Assignment
Only the lines holding "JSON" are wanted. Copy every one from the records below.

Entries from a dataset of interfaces
┌──

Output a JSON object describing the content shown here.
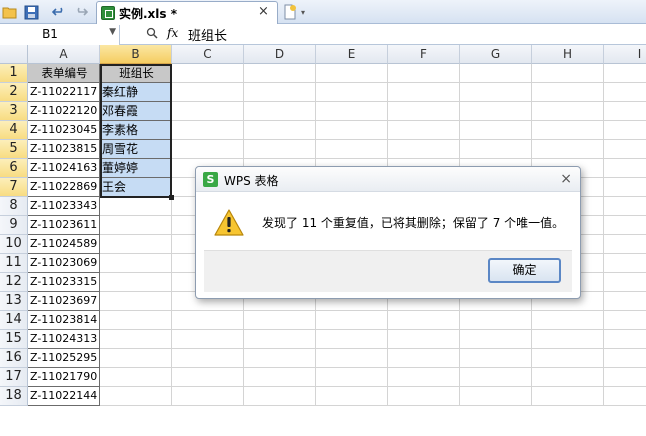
{
  "tab": {
    "title": "实例.xls *",
    "close_glyph": "×"
  },
  "formula_bar": {
    "name_box": "B1",
    "fx_label": "fx",
    "value": "班组长"
  },
  "grid": {
    "columns": [
      "A",
      "B",
      "C",
      "D",
      "E",
      "F",
      "G",
      "H",
      "I"
    ],
    "rows": [
      "1",
      "2",
      "3",
      "4",
      "5",
      "6",
      "7",
      "8",
      "9",
      "10",
      "11",
      "12",
      "13",
      "14",
      "15",
      "16",
      "17",
      "18"
    ],
    "col_a": [
      "表单编号",
      "Z-11022117",
      "Z-11022120",
      "Z-11023045",
      "Z-11023815",
      "Z-11024163",
      "Z-11022869",
      "Z-11023343",
      "Z-11023611",
      "Z-11024589",
      "Z-11023069",
      "Z-11023315",
      "Z-11023697",
      "Z-11023814",
      "Z-11024313",
      "Z-11025295",
      "Z-11021790",
      "Z-11022144"
    ],
    "col_b": [
      "班组长",
      "秦红静",
      "邓春霞",
      "李素格",
      "周雪花",
      "董婷婷",
      "王会"
    ]
  },
  "dialog": {
    "title": "WPS 表格",
    "logo_letter": "S",
    "message": "发现了 11 个重复值，已将其删除；保留了 7 个唯一值。",
    "ok_label": "确定",
    "close_glyph": "×"
  },
  "colors": {
    "selection_fill": "#c6dcf4",
    "header_fill": "#c8c8c8",
    "dialog_button_border": "#5b87c5"
  }
}
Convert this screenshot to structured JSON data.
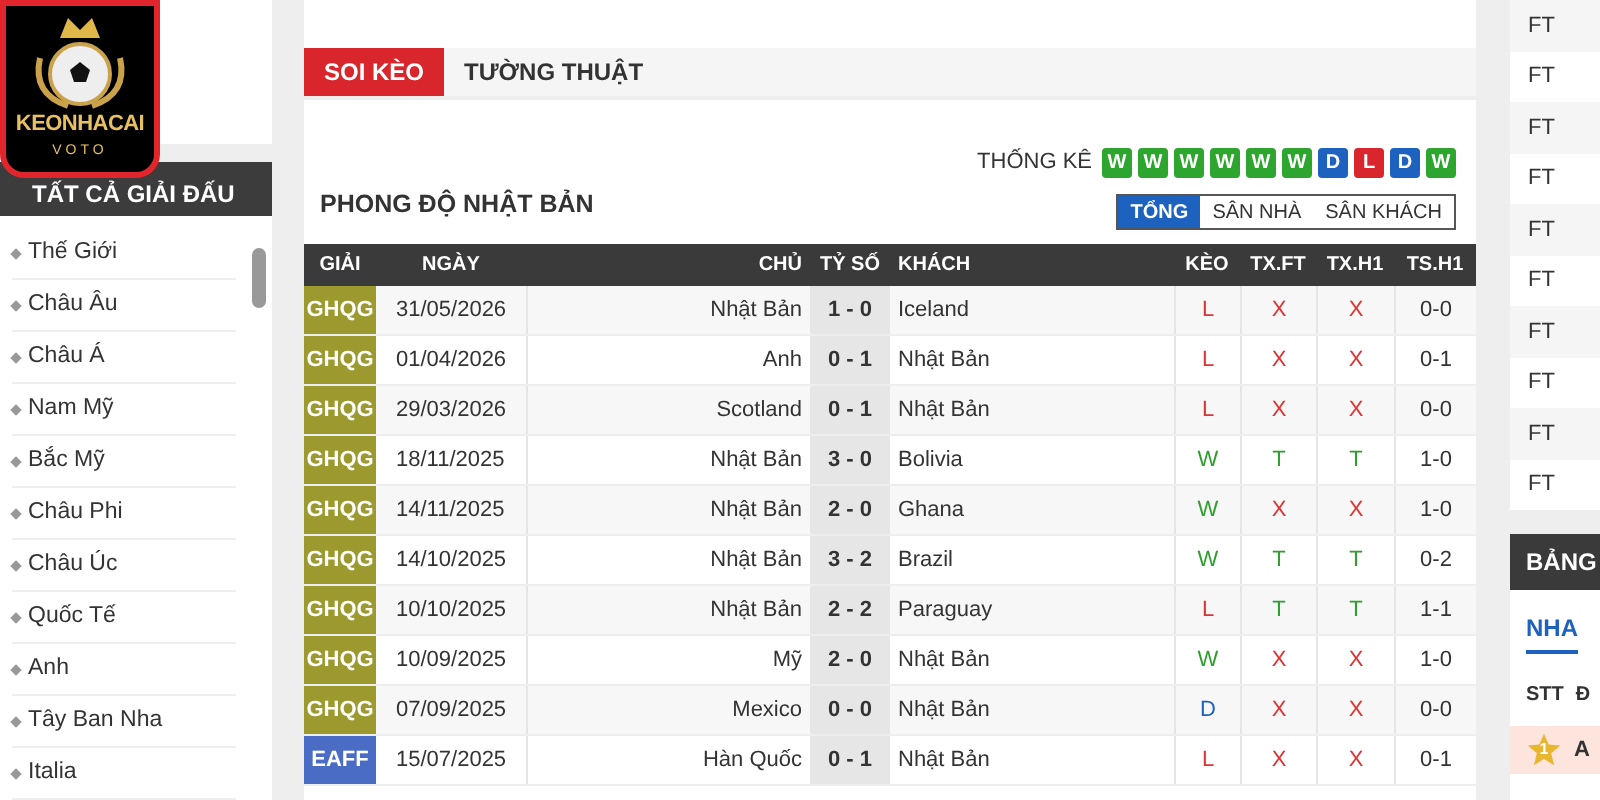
{
  "logo": {
    "name": "KEONHACAI",
    "sub": "VOTO"
  },
  "sidebar": {
    "title": "TẤT CẢ GIẢI ĐẤU",
    "items": [
      "Thế Giới",
      "Châu Âu",
      "Châu Á",
      "Nam Mỹ",
      "Bắc Mỹ",
      "Châu Phi",
      "Châu Úc",
      "Quốc Tế",
      "Anh",
      "Tây Ban Nha",
      "Italia"
    ]
  },
  "tabs": [
    {
      "label": "SOI KÈO",
      "selected": true
    },
    {
      "label": "TƯỜNG THUẬT",
      "selected": false
    }
  ],
  "stats": {
    "label": "THỐNG KÊ",
    "badges": [
      {
        "text": "W",
        "kind": "win"
      },
      {
        "text": "W",
        "kind": "win"
      },
      {
        "text": "W",
        "kind": "win"
      },
      {
        "text": "W",
        "kind": "win"
      },
      {
        "text": "W",
        "kind": "win"
      },
      {
        "text": "W",
        "kind": "win"
      },
      {
        "text": "D",
        "kind": "draw"
      },
      {
        "text": "L",
        "kind": "loss"
      },
      {
        "text": "D",
        "kind": "draw"
      },
      {
        "text": "W",
        "kind": "win"
      }
    ]
  },
  "filters": [
    {
      "label": "TỔNG",
      "selected": true
    },
    {
      "label": "SÂN NHÀ",
      "selected": false
    },
    {
      "label": "SÂN KHÁCH",
      "selected": false
    }
  ],
  "title": "PHONG ĐỘ NHẬT BẢN",
  "table": {
    "columns": [
      "GIẢI",
      "NGÀY",
      "CHỦ",
      "TỶ SỐ",
      "KHÁCH",
      "KÈO",
      "TX.FT",
      "TX.H1",
      "TS.H1"
    ],
    "rows": [
      {
        "league": "GHQG",
        "color": "#9c9a2e",
        "date": "31/05/2026",
        "home": "Nhật Bản",
        "score": "1 - 0",
        "away": "Iceland",
        "keo": {
          "text": "L",
          "kind": "loss"
        },
        "txft": {
          "text": "X",
          "kind": "under"
        },
        "txh1": {
          "text": "X",
          "kind": "under"
        },
        "tsh1": "0-0"
      },
      {
        "league": "GHQG",
        "color": "#9c9a2e",
        "date": "01/04/2026",
        "home": "Anh",
        "score": "0 - 1",
        "away": "Nhật Bản",
        "keo": {
          "text": "L",
          "kind": "loss"
        },
        "txft": {
          "text": "X",
          "kind": "under"
        },
        "txh1": {
          "text": "X",
          "kind": "under"
        },
        "tsh1": "0-1"
      },
      {
        "league": "GHQG",
        "color": "#9c9a2e",
        "date": "29/03/2026",
        "home": "Scotland",
        "score": "0 - 1",
        "away": "Nhật Bản",
        "keo": {
          "text": "L",
          "kind": "loss"
        },
        "txft": {
          "text": "X",
          "kind": "under"
        },
        "txh1": {
          "text": "X",
          "kind": "under"
        },
        "tsh1": "0-0"
      },
      {
        "league": "GHQG",
        "color": "#9c9a2e",
        "date": "18/11/2025",
        "home": "Nhật Bản",
        "score": "3 - 0",
        "away": "Bolivia",
        "keo": {
          "text": "W",
          "kind": "win"
        },
        "txft": {
          "text": "T",
          "kind": "over"
        },
        "txh1": {
          "text": "T",
          "kind": "over"
        },
        "tsh1": "1-0"
      },
      {
        "league": "GHQG",
        "color": "#9c9a2e",
        "date": "14/11/2025",
        "home": "Nhật Bản",
        "score": "2 - 0",
        "away": "Ghana",
        "keo": {
          "text": "W",
          "kind": "win"
        },
        "txft": {
          "text": "X",
          "kind": "under"
        },
        "txh1": {
          "text": "X",
          "kind": "under"
        },
        "tsh1": "1-0"
      },
      {
        "league": "GHQG",
        "color": "#9c9a2e",
        "date": "14/10/2025",
        "home": "Nhật Bản",
        "score": "3 - 2",
        "away": "Brazil",
        "keo": {
          "text": "W",
          "kind": "win"
        },
        "txft": {
          "text": "T",
          "kind": "over"
        },
        "txh1": {
          "text": "T",
          "kind": "over"
        },
        "tsh1": "0-2"
      },
      {
        "league": "GHQG",
        "color": "#9c9a2e",
        "date": "10/10/2025",
        "home": "Nhật Bản",
        "score": "2 - 2",
        "away": "Paraguay",
        "keo": {
          "text": "L",
          "kind": "loss"
        },
        "txft": {
          "text": "T",
          "kind": "over"
        },
        "txh1": {
          "text": "T",
          "kind": "over"
        },
        "tsh1": "1-1"
      },
      {
        "league": "GHQG",
        "color": "#9c9a2e",
        "date": "10/09/2025",
        "home": "Mỹ",
        "score": "2 - 0",
        "away": "Nhật Bản",
        "keo": {
          "text": "W",
          "kind": "win"
        },
        "txft": {
          "text": "X",
          "kind": "under"
        },
        "txh1": {
          "text": "X",
          "kind": "under"
        },
        "tsh1": "1-0"
      },
      {
        "league": "GHQG",
        "color": "#9c9a2e",
        "date": "07/09/2025",
        "home": "Mexico",
        "score": "0 - 0",
        "away": "Nhật Bản",
        "keo": {
          "text": "D",
          "kind": "draw"
        },
        "txft": {
          "text": "X",
          "kind": "under"
        },
        "txh1": {
          "text": "X",
          "kind": "under"
        },
        "tsh1": "0-0"
      },
      {
        "league": "EAFF",
        "color": "#4a6cc4",
        "date": "15/07/2025",
        "home": "Hàn Quốc",
        "score": "0 - 1",
        "away": "Nhật Bản",
        "keo": {
          "text": "L",
          "kind": "loss"
        },
        "txft": {
          "text": "X",
          "kind": "under"
        },
        "txh1": {
          "text": "X",
          "kind": "under"
        },
        "tsh1": "0-1"
      }
    ]
  },
  "right": {
    "statuses": [
      "FT",
      "FT",
      "FT",
      "FT",
      "FT",
      "FT",
      "FT",
      "FT",
      "FT",
      "FT"
    ],
    "standings_title": "BẢNG",
    "tab": "NHA",
    "columns": [
      "STT",
      "Đ"
    ],
    "rows": [
      {
        "rank": "1",
        "team": "A"
      }
    ]
  }
}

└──

Response to the exercise
Output a JSON object describing the content shown here.
Convert this screenshot to structured JSON data.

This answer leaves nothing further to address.